» Action item:
Counting every line in the records below that holds "this", give the total and add nothing.

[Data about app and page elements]
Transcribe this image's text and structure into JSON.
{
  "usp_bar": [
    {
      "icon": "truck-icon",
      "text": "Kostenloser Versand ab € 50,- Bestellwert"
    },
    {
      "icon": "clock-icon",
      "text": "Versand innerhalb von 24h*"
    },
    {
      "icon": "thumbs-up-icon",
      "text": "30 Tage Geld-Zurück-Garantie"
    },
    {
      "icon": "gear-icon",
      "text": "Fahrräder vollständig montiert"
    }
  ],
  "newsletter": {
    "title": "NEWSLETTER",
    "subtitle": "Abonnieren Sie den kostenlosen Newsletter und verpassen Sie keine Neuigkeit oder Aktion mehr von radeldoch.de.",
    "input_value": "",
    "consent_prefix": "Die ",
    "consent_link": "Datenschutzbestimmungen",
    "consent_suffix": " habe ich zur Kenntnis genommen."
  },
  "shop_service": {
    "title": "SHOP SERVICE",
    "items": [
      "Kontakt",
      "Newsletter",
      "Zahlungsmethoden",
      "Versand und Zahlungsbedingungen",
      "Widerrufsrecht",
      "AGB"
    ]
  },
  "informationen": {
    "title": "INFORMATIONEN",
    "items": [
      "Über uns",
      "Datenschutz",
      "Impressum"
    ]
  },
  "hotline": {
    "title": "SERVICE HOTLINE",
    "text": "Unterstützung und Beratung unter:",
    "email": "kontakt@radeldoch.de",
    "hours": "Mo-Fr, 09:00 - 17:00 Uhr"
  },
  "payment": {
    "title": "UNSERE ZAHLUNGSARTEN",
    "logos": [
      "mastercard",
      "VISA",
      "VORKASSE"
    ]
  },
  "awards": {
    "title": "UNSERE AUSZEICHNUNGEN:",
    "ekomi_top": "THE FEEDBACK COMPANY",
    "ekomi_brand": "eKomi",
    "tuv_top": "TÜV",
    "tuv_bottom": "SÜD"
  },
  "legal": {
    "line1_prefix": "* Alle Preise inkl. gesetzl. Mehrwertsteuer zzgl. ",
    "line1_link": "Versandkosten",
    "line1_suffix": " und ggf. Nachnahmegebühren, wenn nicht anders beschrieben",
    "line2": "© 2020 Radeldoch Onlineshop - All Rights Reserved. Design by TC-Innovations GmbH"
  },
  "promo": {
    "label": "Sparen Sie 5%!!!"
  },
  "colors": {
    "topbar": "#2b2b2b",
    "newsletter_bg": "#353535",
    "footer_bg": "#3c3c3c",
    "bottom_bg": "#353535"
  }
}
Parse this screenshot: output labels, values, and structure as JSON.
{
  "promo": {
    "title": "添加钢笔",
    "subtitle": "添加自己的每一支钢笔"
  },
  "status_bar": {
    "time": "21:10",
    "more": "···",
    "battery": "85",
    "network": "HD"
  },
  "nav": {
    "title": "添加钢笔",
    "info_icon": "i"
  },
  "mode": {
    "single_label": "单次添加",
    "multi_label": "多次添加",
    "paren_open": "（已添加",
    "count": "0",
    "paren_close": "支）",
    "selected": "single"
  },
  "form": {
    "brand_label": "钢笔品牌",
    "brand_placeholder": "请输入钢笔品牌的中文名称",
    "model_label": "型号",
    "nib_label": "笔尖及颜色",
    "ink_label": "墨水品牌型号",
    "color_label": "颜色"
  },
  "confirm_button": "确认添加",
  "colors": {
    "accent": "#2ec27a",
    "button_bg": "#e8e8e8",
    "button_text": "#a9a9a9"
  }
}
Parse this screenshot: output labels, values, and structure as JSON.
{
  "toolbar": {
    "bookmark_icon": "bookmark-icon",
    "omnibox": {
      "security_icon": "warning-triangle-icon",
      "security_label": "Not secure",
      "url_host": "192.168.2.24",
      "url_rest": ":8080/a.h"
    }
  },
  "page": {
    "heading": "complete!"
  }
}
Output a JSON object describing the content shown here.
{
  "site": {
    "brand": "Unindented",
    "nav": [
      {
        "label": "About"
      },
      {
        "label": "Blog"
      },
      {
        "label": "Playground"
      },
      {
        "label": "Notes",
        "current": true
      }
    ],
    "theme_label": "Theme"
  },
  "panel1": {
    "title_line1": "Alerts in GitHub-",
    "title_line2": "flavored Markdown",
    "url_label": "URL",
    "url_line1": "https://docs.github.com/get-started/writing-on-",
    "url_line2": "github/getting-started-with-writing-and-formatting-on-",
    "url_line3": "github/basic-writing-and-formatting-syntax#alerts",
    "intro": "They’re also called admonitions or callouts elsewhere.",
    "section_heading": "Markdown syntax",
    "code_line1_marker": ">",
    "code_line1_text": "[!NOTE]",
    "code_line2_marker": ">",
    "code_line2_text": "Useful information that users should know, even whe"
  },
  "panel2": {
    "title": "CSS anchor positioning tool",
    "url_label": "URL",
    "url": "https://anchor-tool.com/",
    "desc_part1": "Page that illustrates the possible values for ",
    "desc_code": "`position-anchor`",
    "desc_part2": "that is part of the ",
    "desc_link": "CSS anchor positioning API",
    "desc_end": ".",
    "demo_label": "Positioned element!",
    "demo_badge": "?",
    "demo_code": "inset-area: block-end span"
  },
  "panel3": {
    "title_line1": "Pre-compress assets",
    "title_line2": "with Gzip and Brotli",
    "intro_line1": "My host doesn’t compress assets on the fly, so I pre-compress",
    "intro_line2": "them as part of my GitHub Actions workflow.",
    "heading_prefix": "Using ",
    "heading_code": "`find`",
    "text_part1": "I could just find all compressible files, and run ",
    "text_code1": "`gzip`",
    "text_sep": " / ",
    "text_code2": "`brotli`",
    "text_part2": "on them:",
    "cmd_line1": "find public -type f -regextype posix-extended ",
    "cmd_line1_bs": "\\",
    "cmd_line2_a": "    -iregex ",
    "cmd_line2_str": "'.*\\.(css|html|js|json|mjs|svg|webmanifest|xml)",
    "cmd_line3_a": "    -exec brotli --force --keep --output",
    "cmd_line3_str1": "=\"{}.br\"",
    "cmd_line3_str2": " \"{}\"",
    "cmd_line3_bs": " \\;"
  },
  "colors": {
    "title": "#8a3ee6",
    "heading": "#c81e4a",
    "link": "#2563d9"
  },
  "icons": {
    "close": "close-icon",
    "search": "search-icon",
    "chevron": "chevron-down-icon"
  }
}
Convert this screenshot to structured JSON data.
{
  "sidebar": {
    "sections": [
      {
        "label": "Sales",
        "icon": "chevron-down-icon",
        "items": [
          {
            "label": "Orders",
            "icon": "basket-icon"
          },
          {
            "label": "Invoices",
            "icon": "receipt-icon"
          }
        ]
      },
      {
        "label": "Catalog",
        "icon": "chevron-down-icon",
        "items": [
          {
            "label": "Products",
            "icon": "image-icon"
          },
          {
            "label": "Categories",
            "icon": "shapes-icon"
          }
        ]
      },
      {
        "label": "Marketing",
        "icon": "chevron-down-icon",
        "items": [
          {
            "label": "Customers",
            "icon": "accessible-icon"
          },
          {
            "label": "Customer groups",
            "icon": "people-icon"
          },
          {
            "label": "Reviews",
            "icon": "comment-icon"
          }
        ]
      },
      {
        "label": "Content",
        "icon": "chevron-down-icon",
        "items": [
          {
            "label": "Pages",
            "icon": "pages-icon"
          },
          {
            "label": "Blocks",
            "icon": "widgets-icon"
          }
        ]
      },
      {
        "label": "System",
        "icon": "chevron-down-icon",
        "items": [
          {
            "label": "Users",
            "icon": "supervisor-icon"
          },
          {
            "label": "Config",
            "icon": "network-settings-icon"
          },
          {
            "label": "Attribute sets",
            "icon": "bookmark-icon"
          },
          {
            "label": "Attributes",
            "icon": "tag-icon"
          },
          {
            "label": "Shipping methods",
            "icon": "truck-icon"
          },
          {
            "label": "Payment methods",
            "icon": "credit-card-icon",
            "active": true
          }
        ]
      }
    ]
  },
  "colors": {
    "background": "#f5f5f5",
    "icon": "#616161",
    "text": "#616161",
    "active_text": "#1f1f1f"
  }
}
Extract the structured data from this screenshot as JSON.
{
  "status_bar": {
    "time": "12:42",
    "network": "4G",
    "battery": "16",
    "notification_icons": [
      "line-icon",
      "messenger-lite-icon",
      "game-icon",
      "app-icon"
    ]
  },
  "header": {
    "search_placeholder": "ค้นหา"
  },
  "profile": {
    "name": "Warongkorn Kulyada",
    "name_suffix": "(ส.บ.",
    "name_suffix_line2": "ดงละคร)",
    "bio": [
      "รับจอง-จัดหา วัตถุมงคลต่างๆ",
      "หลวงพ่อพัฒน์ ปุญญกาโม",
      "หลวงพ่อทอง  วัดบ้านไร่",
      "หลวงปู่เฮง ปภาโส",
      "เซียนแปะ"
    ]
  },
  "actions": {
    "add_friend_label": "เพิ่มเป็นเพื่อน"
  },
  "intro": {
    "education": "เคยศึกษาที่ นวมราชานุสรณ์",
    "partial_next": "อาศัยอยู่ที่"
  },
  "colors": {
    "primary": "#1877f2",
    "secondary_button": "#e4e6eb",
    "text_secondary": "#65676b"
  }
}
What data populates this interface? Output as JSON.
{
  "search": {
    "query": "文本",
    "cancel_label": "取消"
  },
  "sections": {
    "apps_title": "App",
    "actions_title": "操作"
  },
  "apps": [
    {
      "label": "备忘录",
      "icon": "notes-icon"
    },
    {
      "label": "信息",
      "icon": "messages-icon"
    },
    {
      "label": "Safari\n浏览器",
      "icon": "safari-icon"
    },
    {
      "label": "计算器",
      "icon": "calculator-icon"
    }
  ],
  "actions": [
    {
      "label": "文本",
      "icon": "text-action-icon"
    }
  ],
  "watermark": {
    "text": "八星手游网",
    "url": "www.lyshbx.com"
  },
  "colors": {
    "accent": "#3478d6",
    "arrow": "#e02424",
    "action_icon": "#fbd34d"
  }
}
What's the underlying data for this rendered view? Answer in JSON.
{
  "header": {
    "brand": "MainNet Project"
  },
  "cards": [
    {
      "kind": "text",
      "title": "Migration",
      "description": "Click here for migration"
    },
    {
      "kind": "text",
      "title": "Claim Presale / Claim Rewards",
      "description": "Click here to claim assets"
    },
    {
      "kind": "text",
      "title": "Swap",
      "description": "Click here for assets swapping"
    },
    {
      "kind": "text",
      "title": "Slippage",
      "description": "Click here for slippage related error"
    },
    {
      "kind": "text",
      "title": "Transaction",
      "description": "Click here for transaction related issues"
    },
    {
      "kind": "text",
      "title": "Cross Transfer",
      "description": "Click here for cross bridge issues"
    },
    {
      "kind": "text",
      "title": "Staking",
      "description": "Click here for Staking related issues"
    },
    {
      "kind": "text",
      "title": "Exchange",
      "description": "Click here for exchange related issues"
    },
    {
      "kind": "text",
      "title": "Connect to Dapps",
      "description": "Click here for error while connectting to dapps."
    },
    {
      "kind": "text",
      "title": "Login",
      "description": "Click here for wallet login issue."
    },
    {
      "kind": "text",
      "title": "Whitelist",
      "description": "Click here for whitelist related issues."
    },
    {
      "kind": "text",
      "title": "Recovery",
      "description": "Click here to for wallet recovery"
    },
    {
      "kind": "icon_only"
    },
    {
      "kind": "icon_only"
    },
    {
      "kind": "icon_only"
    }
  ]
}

» Answer to the exercise:
7